A group of North America’s top caribou researchers have published a scientific paper indicating the importance of tackling habitat loss, which they’ve pinpointed as the main driver behind declines in caribou populations.
The paper, “Habitat loss accelerates for the endangered woodland caribou in western Canada,” showed that from 2000 to 2012, caribou subpopulations lost twice as much habitat as they gained, despite federal and provincial recovery plans and requirements under Canada’s Species at Risk Act.
Their study also showed that habitat loss has only accelerated between 2000 and 2018. In areas containing young forests that had been logged in the past or disturbed in some way, population gains were seen.
This could be because the conditions of the young forests aren’t suitable for moose and white tailed deer. When these species leave the area, so do their predators and the landscape becomes a safe haven for caribou.
“Our findings support the idea that short-term recovery actions such as predator reductions and translocations will likely just delay caribou extinction in the absence of well-considered habitat management,” the authors wrote.
“Given the magnitude of ongoing habitat change, it is clear that unless the cumulative impacts of land-uses are effectively addressed through planning and management actions that consider anthropogenic and natural disturbances, we will fail to achieve self-sustaining woodland caribou populations across much of North America.”
Deforestation was the key driver behind the destruction of the Southern Mountain caribou’s habitat, while forest fires had a greater impact upon the habitats of the Boreal and Northern Mountain caribou.
Caribou are an indicator species, meaning the health and strength of their herds serves as a basis for the overall condition of their ecosystem. The deep snow caribou of southern and central British Columbia rely on the health of the Inland Temperate Rainforest.
“The decline of mountain caribou has mirrored the destruction of the Inland Temperate Rainforest ecosystem,” said Eddie Petryshen, a conservation specialist with Wildsight. “These deep snow caribou herds were once widespread in our Columbia Mountains; their decline is an indication that we are facing an ecosystem in crisis.”

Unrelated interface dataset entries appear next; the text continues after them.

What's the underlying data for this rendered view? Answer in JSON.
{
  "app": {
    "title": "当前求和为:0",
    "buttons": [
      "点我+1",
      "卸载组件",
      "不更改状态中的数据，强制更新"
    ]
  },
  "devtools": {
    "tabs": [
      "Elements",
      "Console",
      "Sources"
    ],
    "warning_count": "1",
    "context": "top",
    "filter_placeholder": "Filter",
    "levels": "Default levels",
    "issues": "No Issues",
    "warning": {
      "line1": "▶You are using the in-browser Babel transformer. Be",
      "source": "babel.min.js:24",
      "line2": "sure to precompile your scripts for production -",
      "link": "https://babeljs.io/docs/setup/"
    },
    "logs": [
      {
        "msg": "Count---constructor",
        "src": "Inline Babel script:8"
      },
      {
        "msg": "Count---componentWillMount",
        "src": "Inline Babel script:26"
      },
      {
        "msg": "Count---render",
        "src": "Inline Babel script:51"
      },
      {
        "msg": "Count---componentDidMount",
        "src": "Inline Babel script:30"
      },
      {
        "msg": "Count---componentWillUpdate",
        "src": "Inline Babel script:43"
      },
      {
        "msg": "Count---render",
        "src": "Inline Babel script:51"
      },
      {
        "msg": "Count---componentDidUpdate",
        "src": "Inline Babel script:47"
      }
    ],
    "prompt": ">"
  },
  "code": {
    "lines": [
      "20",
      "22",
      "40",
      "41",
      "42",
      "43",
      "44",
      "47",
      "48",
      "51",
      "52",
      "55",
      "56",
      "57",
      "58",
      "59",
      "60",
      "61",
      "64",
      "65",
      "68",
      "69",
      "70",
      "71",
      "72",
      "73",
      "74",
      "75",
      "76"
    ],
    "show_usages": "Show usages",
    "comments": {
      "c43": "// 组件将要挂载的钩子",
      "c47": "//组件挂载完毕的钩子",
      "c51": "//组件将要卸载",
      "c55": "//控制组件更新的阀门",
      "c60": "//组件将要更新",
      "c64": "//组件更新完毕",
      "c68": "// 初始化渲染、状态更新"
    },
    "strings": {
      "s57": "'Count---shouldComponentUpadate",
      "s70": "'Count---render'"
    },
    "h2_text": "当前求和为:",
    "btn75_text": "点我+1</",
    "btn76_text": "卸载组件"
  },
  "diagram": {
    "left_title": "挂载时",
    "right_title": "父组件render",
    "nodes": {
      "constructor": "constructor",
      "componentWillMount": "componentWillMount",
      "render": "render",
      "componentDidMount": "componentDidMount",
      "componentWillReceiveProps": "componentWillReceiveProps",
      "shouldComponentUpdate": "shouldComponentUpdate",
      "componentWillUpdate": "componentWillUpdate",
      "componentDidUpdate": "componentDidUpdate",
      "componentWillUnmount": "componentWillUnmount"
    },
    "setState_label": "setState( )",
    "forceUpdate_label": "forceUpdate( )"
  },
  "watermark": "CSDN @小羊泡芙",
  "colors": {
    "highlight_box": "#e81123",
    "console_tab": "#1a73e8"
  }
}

According to Wildsight, in the mountains north of Revelstoke where approximately 150 caribou still roam, only 40 per cent of the North Columbia herds’ habitat is protected.
“This research should be a wake-up call to the BC provincial government who continue to rely on short term band-aids while permitting the destruction of old growth and caribou habitat,” Petryshen said.
Wildsight is urging both the provincial and federal governments to take immediate action in order to protect the caribou and the Inland Temperate Rainforest.